Politics is of no particular concern to Erik, Jan (Huib Rooymans), Will (Peter Faber), Guus (Jeroen Krabbé), Robby (Eddy Habbema), Alex (Derek de Lint) or Jacques (Dolf de Vries). When German troops invade their country though, each becomes involved in a different way.
Jacques wonders whether it will be possible to just sit things out. Alex, though the son of a German mother, dons the uniform of the Netherlands and heads for the front.
Robby establishes a wireless link with London. Guus undertakes a little gentlemanly espionage and Jan, a Jew, desperately wants to get out of the country.
Erik hardly knows what to do. Before he can sign up for the army, Holland is overrun, her Queen (Andrea Domburgh) flees to England, and Gestapo terror is a fact of everyday life.
Reluctantly, more as an act of friendship than patriotism, Erik becomes involved with the resistance. Then the first of the six friends dies in a hail of Nazi bullets, and the war becomes an immediate, brutal reality.
In Soldier of Orange, director Paul Verhoeven has fashioned a tale, not of heroics, but of maturation. His screenplay is based on the memoirs of Erik Hazelhoff, who served with the Dutch resistance, flew with the RAF and, eventually, became an aide to Holland’s Queen Wilhelmina.
By choosing to focus on the fortunes of six specific characters, Verhoeven provides filmgoers with a microcosmic look at his country at war. Though long (at 146 minutes), his picture never seems so because we are totally involved in its vital, absorbing tale.
Finely acted and superbly crafted, Soldier of Orange is an excellent example of something we all like: a good war movie.
The above is a restored version of a Province review by Michael Walsh originally published in 1979. For additional information on this archived material, please visit my FAQ.

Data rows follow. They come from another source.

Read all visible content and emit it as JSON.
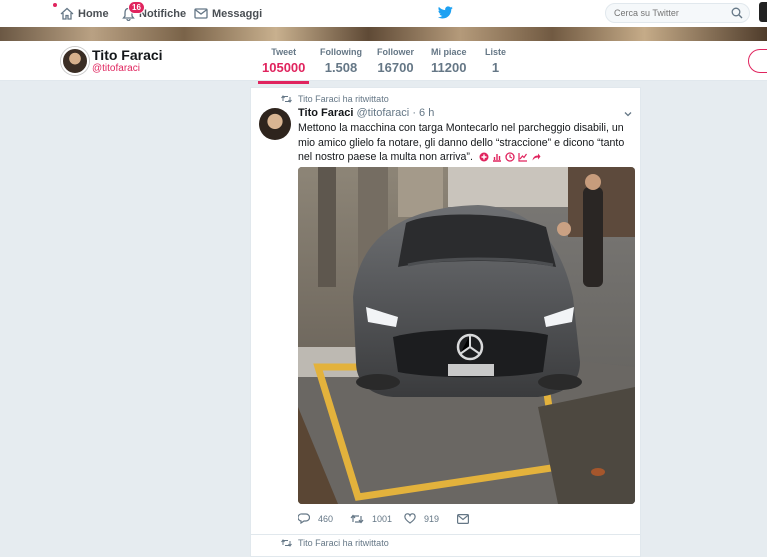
{
  "nav": {
    "home": "Home",
    "notifications": "Notifiche",
    "notifications_badge": "16",
    "messages": "Messaggi",
    "search_placeholder": "Cerca su Twitter"
  },
  "profile": {
    "name": "Tito Faraci",
    "handle": "@titofaraci",
    "stats": [
      {
        "label": "Tweet",
        "value": "105000"
      },
      {
        "label": "Following",
        "value": "1.508"
      },
      {
        "label": "Follower",
        "value": "16700"
      },
      {
        "label": "Mi piace",
        "value": "11200"
      },
      {
        "label": "Liste",
        "value": "1"
      }
    ]
  },
  "tweet": {
    "retweet_context": "Tito Faraci ha ritwittato",
    "author_name": "Tito Faraci",
    "author_handle": "@titofaraci",
    "dot": "·",
    "time": "6 h",
    "text": "Mettono la macchina con targa Montecarlo nel parcheggio disabili, un mio amico glielo fa notare, gli danno dello “straccione” e dicono “tanto nel nostro paese la multa non arriva”.",
    "replies": "460",
    "retweets": "1001",
    "likes": "919",
    "emoji_icons": [
      "heavy-plus-icon",
      "bar-chart-icon",
      "clock-icon",
      "chart-up-icon",
      "share-arrow-icon"
    ]
  },
  "next_retweet_context": "Tito Faraci ha ritwittato",
  "colors": {
    "accent": "#e0245e",
    "twitter_blue": "#1da1f2",
    "muted": "#657786",
    "background": "#e6ecf0"
  }
}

Afterword: A European born in 1938, Paul Verhoeven experienced a very different Second World War than his North American contemporaries. Holland was a nation invaded, occupied and later liberated. Its people struggled to survive, wary of the extremists who either chose collaboration or resistance. Soldier of Orange (and 29 years later, Black Book) was a clear-eyed, unromantic reflection of that reality. During his 17 years in Hollywood, he became famous as a specialist in the hyper-fantastic, producing such science-fiction epics as RoboCop (1987), Total Recall (1990), Starship Troopers (1997) and Hollow Man (2000).
No romantic, Verhoeven often mixed social satire with grit and gore (to say nothing of straight-up feminism). While New Wave sci-fi fans were divided on his Philip K. Dick adaptation Total Recall, he was universally reviled by Robert A. Heinlein devotees for his take on the master’s mildly fascistic 1959 novel Starship Troopers. It’s probably fair to say that Heinlein, drawing upon his experience of war from the U.S. perspective, was commenting on what he saw as America’s later moral decline into a consumer society. Verhoeven, drawing on his very different experience, turned the tale into a commentary on war movies.

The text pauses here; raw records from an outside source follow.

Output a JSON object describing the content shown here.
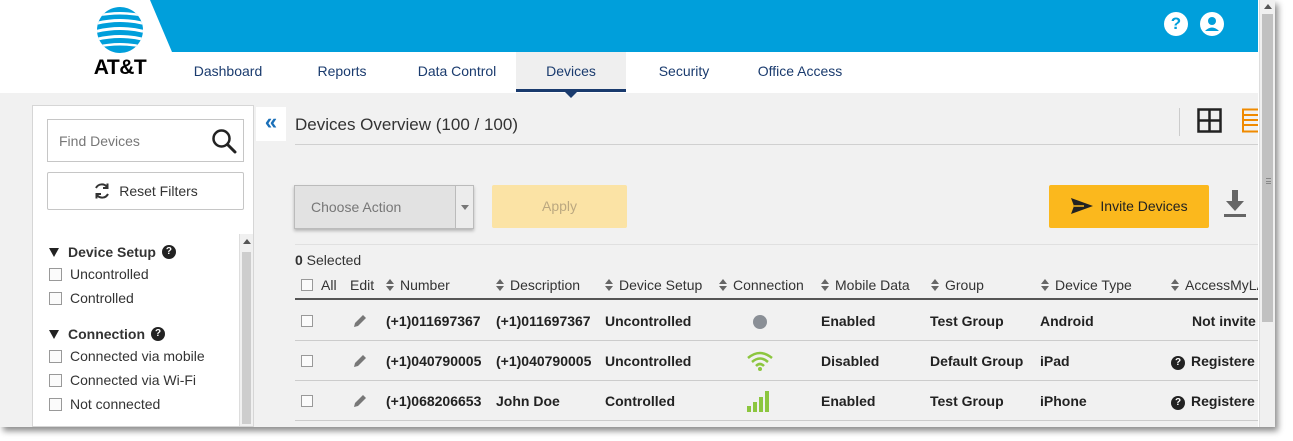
{
  "brand": {
    "name": "AT&T",
    "color": "#009fdb"
  },
  "header": {
    "help_icon": "?",
    "user_icon": "user-icon"
  },
  "nav": {
    "tabs": [
      {
        "label": "Dashboard",
        "active": false
      },
      {
        "label": "Reports",
        "active": false
      },
      {
        "label": "Data Control",
        "active": false
      },
      {
        "label": "Devices",
        "active": true
      },
      {
        "label": "Security",
        "active": false
      },
      {
        "label": "Office Access",
        "active": false
      }
    ]
  },
  "sidebar": {
    "search_placeholder": "Find Devices",
    "reset_label": "Reset Filters",
    "groups": [
      {
        "title": "Device Setup",
        "options": [
          "Uncontrolled",
          "Controlled"
        ]
      },
      {
        "title": "Connection",
        "options": [
          "Connected via mobile",
          "Connected via Wi-Fi",
          "Not connected"
        ]
      }
    ]
  },
  "main": {
    "title": "Devices Overview (100 / 100)",
    "choose_action_placeholder": "Choose Action",
    "apply_label": "Apply",
    "invite_label": "Invite Devices",
    "selected_count": "0",
    "selected_label": " Selected"
  },
  "table": {
    "headers": {
      "all": "All",
      "edit": "Edit",
      "number": "Number",
      "description": "Description",
      "device_setup": "Device Setup",
      "connection": "Connection",
      "mobile_data": "Mobile Data",
      "group": "Group",
      "device_type": "Device Type",
      "access": "AccessMyLA"
    },
    "rows": [
      {
        "number": "(+1)011697367",
        "description": "(+1)011697367",
        "setup": "Uncontrolled",
        "connection": "not-connected",
        "mobile_data": "Enabled",
        "group": "Test Group",
        "type": "Android",
        "access": "Not invite",
        "access_icon": false
      },
      {
        "number": "(+1)040790005",
        "description": "(+1)040790005",
        "setup": "Uncontrolled",
        "connection": "wifi",
        "mobile_data": "Disabled",
        "group": "Default Group",
        "type": "iPad",
        "access": "Registere",
        "access_icon": true
      },
      {
        "number": "(+1)068206653",
        "description": "John Doe",
        "setup": "Controlled",
        "connection": "mobile",
        "mobile_data": "Enabled",
        "group": "Test Group",
        "type": "iPhone",
        "access": "Registere",
        "access_icon": true
      }
    ]
  },
  "colors": {
    "accent_yellow": "#fbb81d",
    "nav_blue": "#1a3b6e",
    "signal_green": "#8cc63f"
  }
}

Imagine, he seems to be saying to us, that this Starship Troopers is an example of pure propaganda, the sort of pro-military picture that the Terran Federation would produce to inspire its citizens to serve in its armed forces. The movie contains echoes of director Leni Riefenstal’s 1935 German classic Triumph des Willens (Triumph of the Will), and Frank Capra’s Why We Fight series of “information” films, produced for the U.S. Army between 1942 and1945. Viewed in that way, Verhoeven’s picture is nothing short of brilliant, and a fine companion piece to its predecessor Soldier of Orange.

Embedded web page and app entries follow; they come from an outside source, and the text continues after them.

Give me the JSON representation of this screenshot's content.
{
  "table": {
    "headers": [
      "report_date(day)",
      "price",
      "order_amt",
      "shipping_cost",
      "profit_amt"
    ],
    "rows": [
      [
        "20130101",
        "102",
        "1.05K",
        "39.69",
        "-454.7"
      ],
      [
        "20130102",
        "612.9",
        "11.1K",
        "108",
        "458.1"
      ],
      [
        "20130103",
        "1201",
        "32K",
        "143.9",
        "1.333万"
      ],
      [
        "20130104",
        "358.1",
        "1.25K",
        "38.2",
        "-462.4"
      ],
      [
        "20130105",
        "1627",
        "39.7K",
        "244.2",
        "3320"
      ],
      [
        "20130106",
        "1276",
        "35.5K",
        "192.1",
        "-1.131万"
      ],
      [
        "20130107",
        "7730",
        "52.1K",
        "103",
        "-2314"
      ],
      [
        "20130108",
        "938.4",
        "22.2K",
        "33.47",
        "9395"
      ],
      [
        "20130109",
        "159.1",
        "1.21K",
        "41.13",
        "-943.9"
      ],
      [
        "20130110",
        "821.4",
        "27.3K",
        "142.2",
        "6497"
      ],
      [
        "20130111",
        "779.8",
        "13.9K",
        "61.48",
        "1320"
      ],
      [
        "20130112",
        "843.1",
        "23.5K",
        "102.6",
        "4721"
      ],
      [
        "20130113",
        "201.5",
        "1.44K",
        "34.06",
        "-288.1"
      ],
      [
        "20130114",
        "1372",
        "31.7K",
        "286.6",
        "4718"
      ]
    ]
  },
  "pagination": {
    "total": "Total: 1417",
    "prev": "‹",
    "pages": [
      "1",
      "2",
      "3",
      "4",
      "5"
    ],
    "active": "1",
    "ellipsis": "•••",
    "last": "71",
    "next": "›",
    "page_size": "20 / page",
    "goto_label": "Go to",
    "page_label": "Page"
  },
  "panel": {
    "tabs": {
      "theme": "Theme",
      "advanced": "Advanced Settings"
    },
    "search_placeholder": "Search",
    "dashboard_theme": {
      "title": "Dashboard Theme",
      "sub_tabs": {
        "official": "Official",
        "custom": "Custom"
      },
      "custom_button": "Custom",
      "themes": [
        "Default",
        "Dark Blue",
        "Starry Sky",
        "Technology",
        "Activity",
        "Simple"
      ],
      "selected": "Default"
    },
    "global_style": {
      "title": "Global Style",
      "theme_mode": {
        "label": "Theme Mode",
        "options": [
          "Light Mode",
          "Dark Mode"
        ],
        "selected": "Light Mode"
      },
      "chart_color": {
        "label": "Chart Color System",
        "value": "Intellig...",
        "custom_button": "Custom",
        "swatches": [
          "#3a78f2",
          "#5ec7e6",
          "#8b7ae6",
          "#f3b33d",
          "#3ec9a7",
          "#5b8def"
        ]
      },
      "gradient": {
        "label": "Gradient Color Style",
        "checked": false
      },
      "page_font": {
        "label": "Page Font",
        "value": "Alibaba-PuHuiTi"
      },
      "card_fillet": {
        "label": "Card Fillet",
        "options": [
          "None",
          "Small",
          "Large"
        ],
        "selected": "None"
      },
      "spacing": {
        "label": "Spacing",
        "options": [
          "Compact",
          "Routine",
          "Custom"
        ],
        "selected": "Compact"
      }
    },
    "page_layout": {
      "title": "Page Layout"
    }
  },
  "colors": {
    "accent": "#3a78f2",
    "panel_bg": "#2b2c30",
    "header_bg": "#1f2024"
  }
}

Dutch treats: The four Paul Verhoeven features posted to the Reeling Back archive today include two made-in-Holland movies, 1977’s Soldier of Orange, and The Fourth Man (1983), as well as his Hollywood blockbusters Total Recall (1990) and Basic Instinct (1992).
Already in the archive is his 1987 sci-fi classic RoboCop.